Work instructions:
Verbatim copy without pictures. Please print every entry as it stands.

Supplied records:
● ● ● ●

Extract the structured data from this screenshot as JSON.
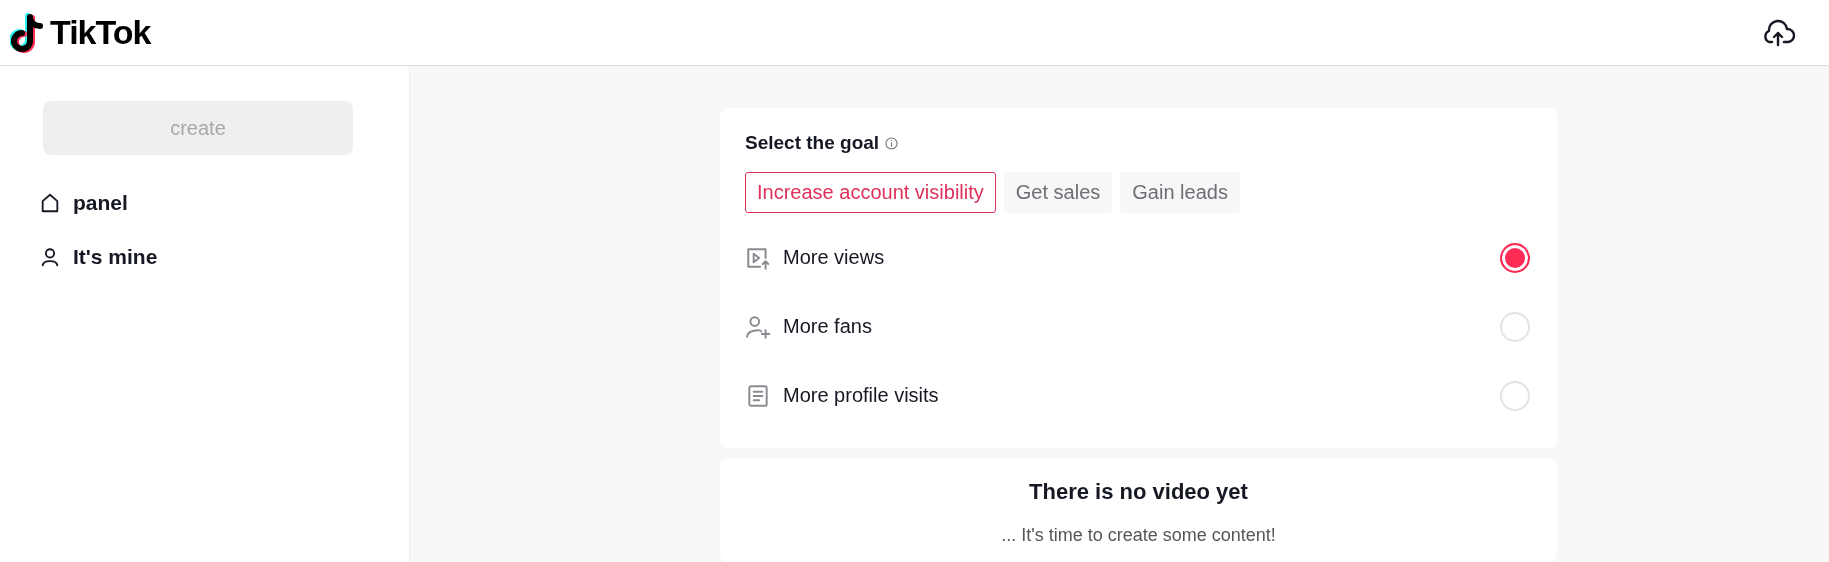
{
  "header": {
    "logo_text": "TikTok"
  },
  "sidebar": {
    "create_button": {
      "label": "create",
      "disabled": true
    },
    "items": [
      {
        "kind": "home",
        "label": "panel"
      },
      {
        "kind": "person",
        "label": "It's mine"
      }
    ]
  },
  "goal_card": {
    "title": "Select the goal",
    "tabs": [
      {
        "label": "Increase account visibility",
        "selected": true
      },
      {
        "label": "Get sales",
        "selected": false
      },
      {
        "label": "Gain leads",
        "selected": false
      }
    ],
    "options": [
      {
        "kind": "video",
        "label": "More views",
        "selected": true
      },
      {
        "kind": "fans",
        "label": "More fans",
        "selected": false
      },
      {
        "kind": "profile",
        "label": "More profile visits",
        "selected": false
      }
    ]
  },
  "empty_card": {
    "title": "There is no video yet",
    "message": "... It's time to create some content!"
  }
}
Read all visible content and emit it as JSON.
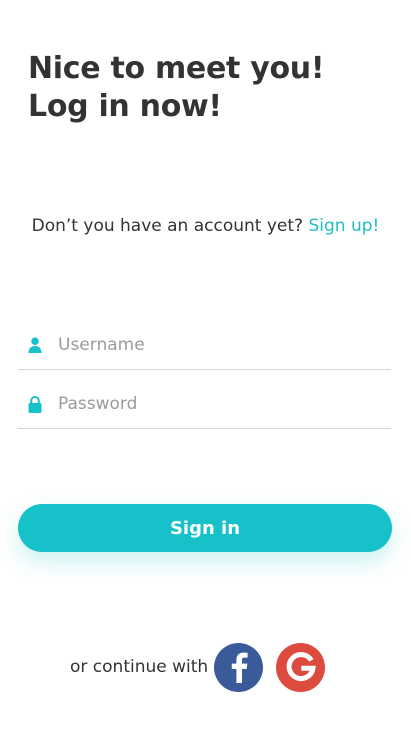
{
  "heading": {
    "line1": "Nice to meet you!",
    "line2": "Log in now!"
  },
  "signup": {
    "prompt": "Don’t you have an account yet?",
    "link": "Sign up!"
  },
  "form": {
    "username_placeholder": "Username",
    "password_placeholder": "Password"
  },
  "signin_button": "Sign in",
  "social": {
    "label": "or continue with",
    "providers": [
      "facebook",
      "google"
    ]
  },
  "icons": {
    "username": "user-icon",
    "password": "lock-icon",
    "facebook": "facebook-icon",
    "google": "google-icon"
  },
  "colors": {
    "accent": "#17c1c9",
    "link": "#1ebfc8",
    "facebook": "#3b5a9a",
    "google": "#dd4b3e",
    "text": "#333333"
  }
}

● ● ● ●

Answer space:
Extract the structured data from this screenshot as JSON.
{
  "header": {
    "logo_text": "TikTok"
  },
  "sidebar": {
    "create_button": {
      "label": "create",
      "disabled": true
    },
    "items": [
      {
        "kind": "home",
        "label": "panel"
      },
      {
        "kind": "person",
        "label": "It's mine"
      }
    ]
  },
  "goal_card": {
    "title": "Select the goal",
    "tabs": [
      {
        "label": "Increase account visibility",
        "selected": true
      },
      {
        "label": "Get sales",
        "selected": false
      },
      {
        "label": "Gain leads",
        "selected": false
      }
    ],
    "options": [
      {
        "kind": "video",
        "label": "More views",
        "selected": true
      },
      {
        "kind": "fans",
        "label": "More fans",
        "selected": false
      },
      {
        "kind": "profile",
        "label": "More profile visits",
        "selected": false
      }
    ]
  },
  "empty_card": {
    "title": "There is no video yet",
    "message": "... It's time to create some content!"
  }
}
Read all visible content and emit it as JSON.
{
  "heading": {
    "line1": "Nice to meet you!",
    "line2": "Log in now!"
  },
  "signup": {
    "prompt": "Don’t you have an account yet?",
    "link": "Sign up!"
  },
  "form": {
    "username_placeholder": "Username",
    "password_placeholder": "Password"
  },
  "signin_button": "Sign in",
  "social": {
    "label": "or continue with",
    "providers": [
      "facebook",
      "google"
    ]
  },
  "icons": {
    "username": "user-icon",
    "password": "lock-icon",
    "facebook": "facebook-icon",
    "google": "google-icon"
  },
  "colors": {
    "accent": "#17c1c9",
    "link": "#1ebfc8",
    "facebook": "#3b5a9a",
    "google": "#dd4b3e",
    "text": "#333333"
  }
}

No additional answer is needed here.